- What you need to do:
Copy out each line of the data that contains "title".
[Available data — start]
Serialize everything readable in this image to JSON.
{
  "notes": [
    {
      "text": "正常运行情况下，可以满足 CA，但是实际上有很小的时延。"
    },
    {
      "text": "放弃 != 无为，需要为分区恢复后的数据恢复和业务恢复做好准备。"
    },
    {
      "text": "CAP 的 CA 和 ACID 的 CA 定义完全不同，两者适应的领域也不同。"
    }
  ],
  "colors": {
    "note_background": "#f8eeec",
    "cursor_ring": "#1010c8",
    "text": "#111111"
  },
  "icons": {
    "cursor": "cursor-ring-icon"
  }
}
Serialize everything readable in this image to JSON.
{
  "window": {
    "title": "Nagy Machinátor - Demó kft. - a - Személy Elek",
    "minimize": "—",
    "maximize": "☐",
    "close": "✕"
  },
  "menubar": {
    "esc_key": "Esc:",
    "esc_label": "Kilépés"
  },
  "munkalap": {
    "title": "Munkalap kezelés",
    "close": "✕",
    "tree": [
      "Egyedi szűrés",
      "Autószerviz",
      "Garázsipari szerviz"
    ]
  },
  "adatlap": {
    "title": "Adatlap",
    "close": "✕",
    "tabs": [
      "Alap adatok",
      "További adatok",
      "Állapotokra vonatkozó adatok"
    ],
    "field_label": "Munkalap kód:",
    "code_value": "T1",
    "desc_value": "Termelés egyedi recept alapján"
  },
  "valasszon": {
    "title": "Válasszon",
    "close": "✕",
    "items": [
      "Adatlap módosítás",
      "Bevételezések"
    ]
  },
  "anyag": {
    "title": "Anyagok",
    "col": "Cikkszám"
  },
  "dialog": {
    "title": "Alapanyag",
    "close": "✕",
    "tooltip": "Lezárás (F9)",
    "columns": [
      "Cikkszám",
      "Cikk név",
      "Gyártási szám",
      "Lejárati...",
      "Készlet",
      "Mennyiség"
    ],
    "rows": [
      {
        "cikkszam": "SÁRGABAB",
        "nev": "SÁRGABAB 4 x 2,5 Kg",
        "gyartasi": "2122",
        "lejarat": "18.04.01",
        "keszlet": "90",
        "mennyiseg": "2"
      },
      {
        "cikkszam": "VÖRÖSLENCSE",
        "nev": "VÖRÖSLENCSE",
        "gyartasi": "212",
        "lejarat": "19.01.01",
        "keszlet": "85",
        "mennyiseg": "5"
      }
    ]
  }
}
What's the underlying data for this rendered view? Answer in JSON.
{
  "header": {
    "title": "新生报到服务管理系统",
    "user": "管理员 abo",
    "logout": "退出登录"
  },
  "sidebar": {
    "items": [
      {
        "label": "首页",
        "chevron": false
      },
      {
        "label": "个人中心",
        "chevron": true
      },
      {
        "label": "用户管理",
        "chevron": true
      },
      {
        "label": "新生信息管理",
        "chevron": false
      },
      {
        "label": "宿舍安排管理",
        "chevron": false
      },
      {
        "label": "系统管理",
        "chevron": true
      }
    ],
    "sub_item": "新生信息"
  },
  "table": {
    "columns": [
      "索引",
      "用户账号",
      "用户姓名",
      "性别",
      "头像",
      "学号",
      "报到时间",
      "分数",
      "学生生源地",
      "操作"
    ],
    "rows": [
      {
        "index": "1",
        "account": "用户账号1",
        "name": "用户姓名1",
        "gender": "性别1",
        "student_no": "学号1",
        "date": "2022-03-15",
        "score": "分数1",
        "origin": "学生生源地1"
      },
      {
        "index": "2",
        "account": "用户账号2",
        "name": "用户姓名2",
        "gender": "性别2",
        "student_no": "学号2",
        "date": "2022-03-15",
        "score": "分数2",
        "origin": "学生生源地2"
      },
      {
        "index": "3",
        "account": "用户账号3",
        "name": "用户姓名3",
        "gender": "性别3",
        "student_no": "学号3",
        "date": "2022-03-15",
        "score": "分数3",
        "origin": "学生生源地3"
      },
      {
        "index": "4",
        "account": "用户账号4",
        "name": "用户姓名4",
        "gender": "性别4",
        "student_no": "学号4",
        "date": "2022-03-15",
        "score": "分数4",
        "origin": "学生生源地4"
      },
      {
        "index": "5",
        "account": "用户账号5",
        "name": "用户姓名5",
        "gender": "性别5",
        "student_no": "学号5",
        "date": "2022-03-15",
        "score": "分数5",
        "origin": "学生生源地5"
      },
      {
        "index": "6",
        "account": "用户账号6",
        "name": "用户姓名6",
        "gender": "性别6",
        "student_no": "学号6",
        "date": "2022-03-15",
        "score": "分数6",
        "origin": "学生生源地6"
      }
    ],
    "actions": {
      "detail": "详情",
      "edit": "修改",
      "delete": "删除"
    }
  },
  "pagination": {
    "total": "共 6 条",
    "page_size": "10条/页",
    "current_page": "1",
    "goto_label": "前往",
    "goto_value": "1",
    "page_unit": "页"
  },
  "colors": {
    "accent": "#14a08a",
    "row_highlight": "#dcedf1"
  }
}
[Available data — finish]
- Finished exercise:
    "title": "Nagy Machinátor - Demó kft. - a - Személy Elek",
    "title": "Munkalap kezelés",
    "title": "Adatlap",
    "title": "Válasszon",
    "title": "Anyagok",
    "title": "Alapanyag",
    "title": "新生报到服务管理系统",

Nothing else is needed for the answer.